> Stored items
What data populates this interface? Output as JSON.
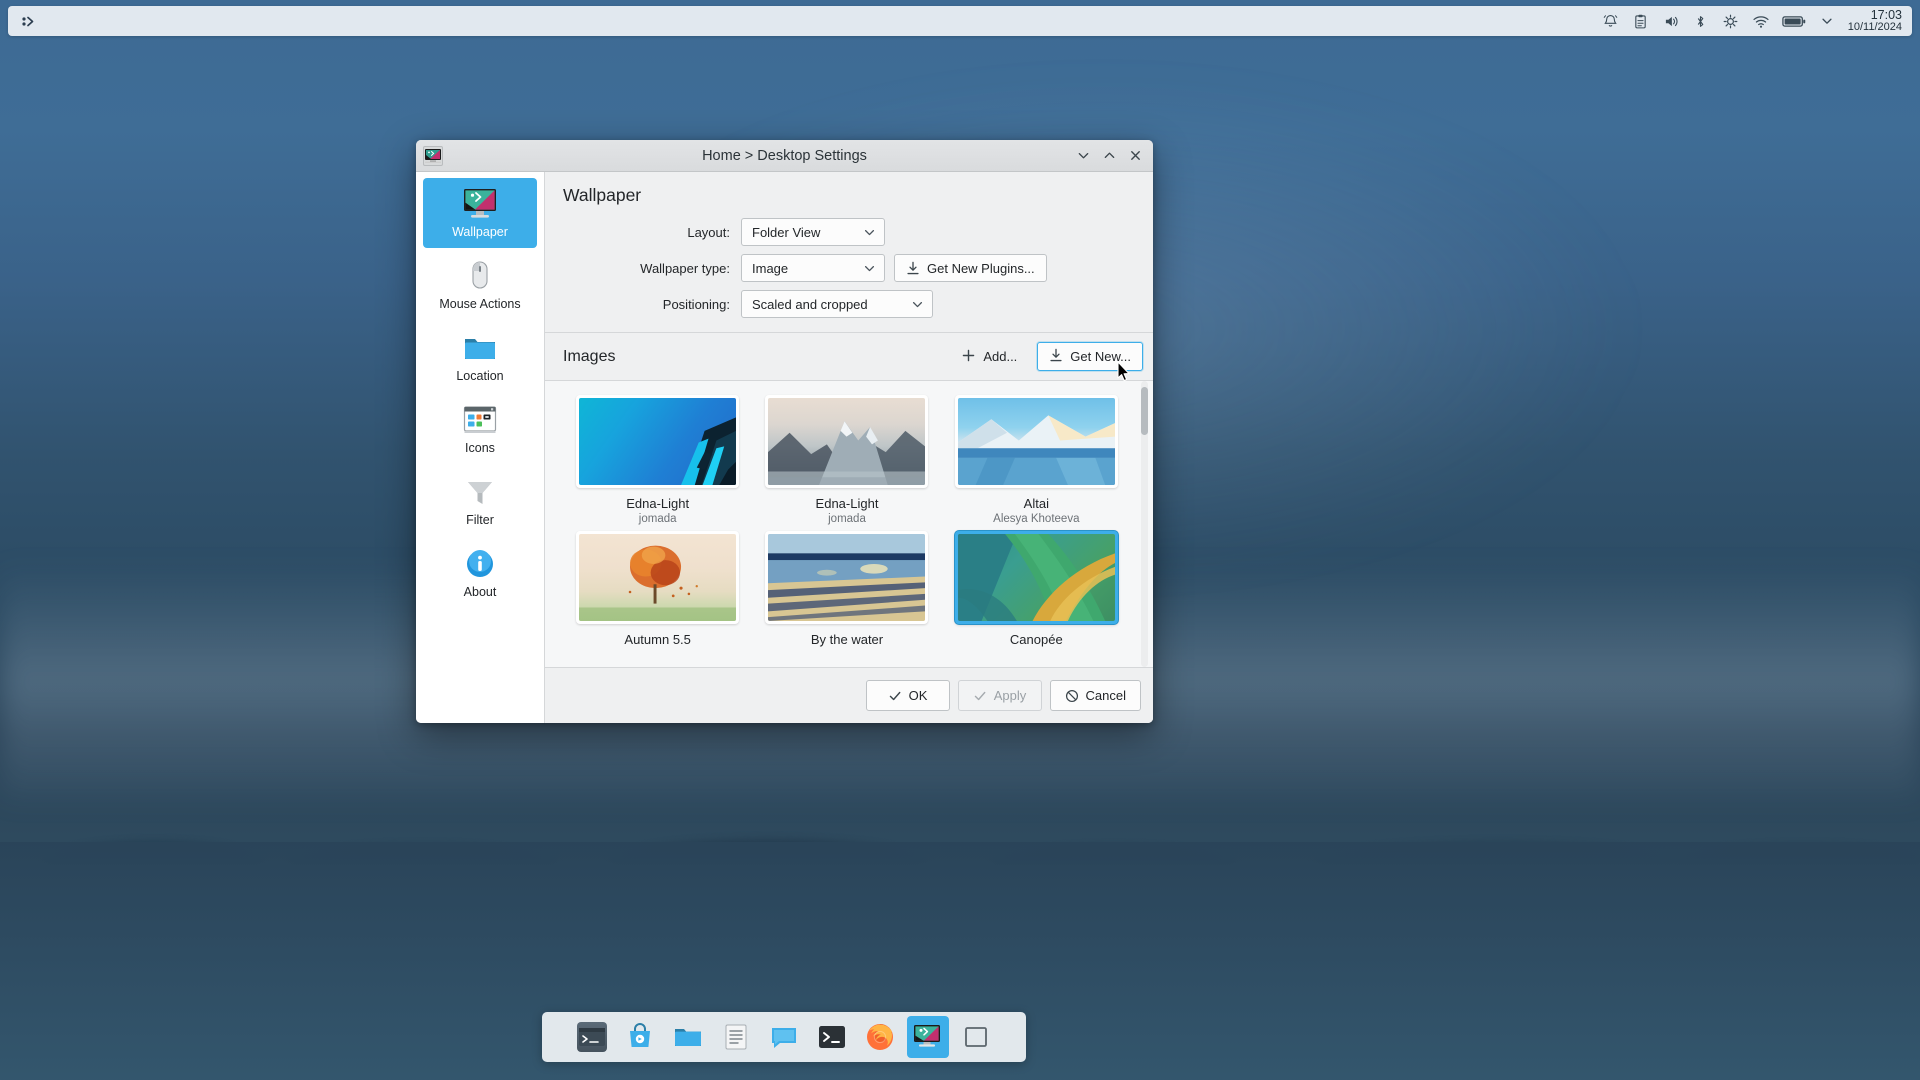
{
  "panel": {
    "launcher_icon": "application-launcher-icon",
    "tray_icons": [
      "notifications-icon",
      "clipboard-icon",
      "volume-icon",
      "bluetooth-icon",
      "brightness-icon",
      "network-wifi-icon",
      "battery-icon",
      "show-hidden-icons-chevron"
    ],
    "clock": {
      "time": "17:03",
      "date": "10/11/2024"
    }
  },
  "dialog": {
    "title": "Home > Desktop Settings",
    "window_icon": "desktop-settings-icon",
    "window_buttons": [
      {
        "name": "minimize-button",
        "glyph": "minimize-icon"
      },
      {
        "name": "maximize-button",
        "glyph": "maximize-icon"
      },
      {
        "name": "close-button",
        "glyph": "close-icon"
      }
    ],
    "sidebar": {
      "items": [
        {
          "label": "Wallpaper",
          "icon": "monitor-wallpaper-icon",
          "selected": true
        },
        {
          "label": "Mouse Actions",
          "icon": "mouse-icon",
          "selected": false
        },
        {
          "label": "Location",
          "icon": "folder-icon",
          "selected": false
        },
        {
          "label": "Icons",
          "icon": "window-icons-icon",
          "selected": false
        },
        {
          "label": "Filter",
          "icon": "funnel-filter-icon",
          "selected": false
        },
        {
          "label": "About",
          "icon": "info-circle-icon",
          "selected": false
        }
      ]
    },
    "page_title": "Wallpaper",
    "form": {
      "layout": {
        "label": "Layout:",
        "value": "Folder View"
      },
      "wallpaper_type": {
        "label": "Wallpaper type:",
        "value": "Image"
      },
      "get_new_plugins": {
        "label": "Get New Plugins...",
        "icon": "download-icon"
      },
      "positioning": {
        "label": "Positioning:",
        "value": "Scaled and cropped"
      }
    },
    "images": {
      "section_title": "Images",
      "add_button": {
        "label": "Add...",
        "icon": "plus-icon"
      },
      "get_new_button": {
        "label": "Get New...",
        "icon": "download-icon"
      },
      "items": [
        {
          "name": "Edna-Light",
          "author": "jomada",
          "selected": false,
          "thumb": "abstract-blue-building"
        },
        {
          "name": "Edna-Light",
          "author": "jomada",
          "selected": false,
          "thumb": "misty-mountains"
        },
        {
          "name": "Altai",
          "author": "Alesya Khoteeva",
          "selected": false,
          "thumb": "altai-lake"
        },
        {
          "name": "Autumn 5.5",
          "author": "",
          "selected": false,
          "thumb": "autumn-tree"
        },
        {
          "name": "By the water",
          "author": "",
          "selected": false,
          "thumb": "by-the-water"
        },
        {
          "name": "Canopée",
          "author": "",
          "selected": true,
          "thumb": "canopee-green"
        }
      ]
    },
    "footer": {
      "ok": {
        "label": "OK",
        "icon": "check-icon"
      },
      "apply": {
        "label": "Apply",
        "icon": "check-icon",
        "disabled": true
      },
      "cancel": {
        "label": "Cancel",
        "icon": "cancel-icon"
      }
    }
  },
  "dock": {
    "items": [
      {
        "name": "konsole",
        "icon": "terminal-icon",
        "active": false
      },
      {
        "name": "discover",
        "icon": "shopping-bag-icon",
        "active": false
      },
      {
        "name": "dolphin",
        "icon": "folder-icon",
        "active": false
      },
      {
        "name": "text-editor",
        "icon": "document-icon",
        "active": false
      },
      {
        "name": "messenger",
        "icon": "chat-bubble-icon",
        "active": false
      },
      {
        "name": "terminal-dark",
        "icon": "prompt-icon",
        "active": false
      },
      {
        "name": "firefox",
        "icon": "firefox-icon",
        "active": false
      },
      {
        "name": "desktop-settings",
        "icon": "desktop-settings-icon",
        "active": true
      },
      {
        "name": "show-desktop",
        "icon": "square-icon",
        "active": false
      }
    ]
  },
  "colors": {
    "accent": "#3daee9",
    "window_bg": "#eff0f1",
    "text": "#232629"
  }
}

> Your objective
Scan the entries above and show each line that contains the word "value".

> Result
        "value": "Folder View"
        "value": "Image"
        "value": "Scaled and cropped"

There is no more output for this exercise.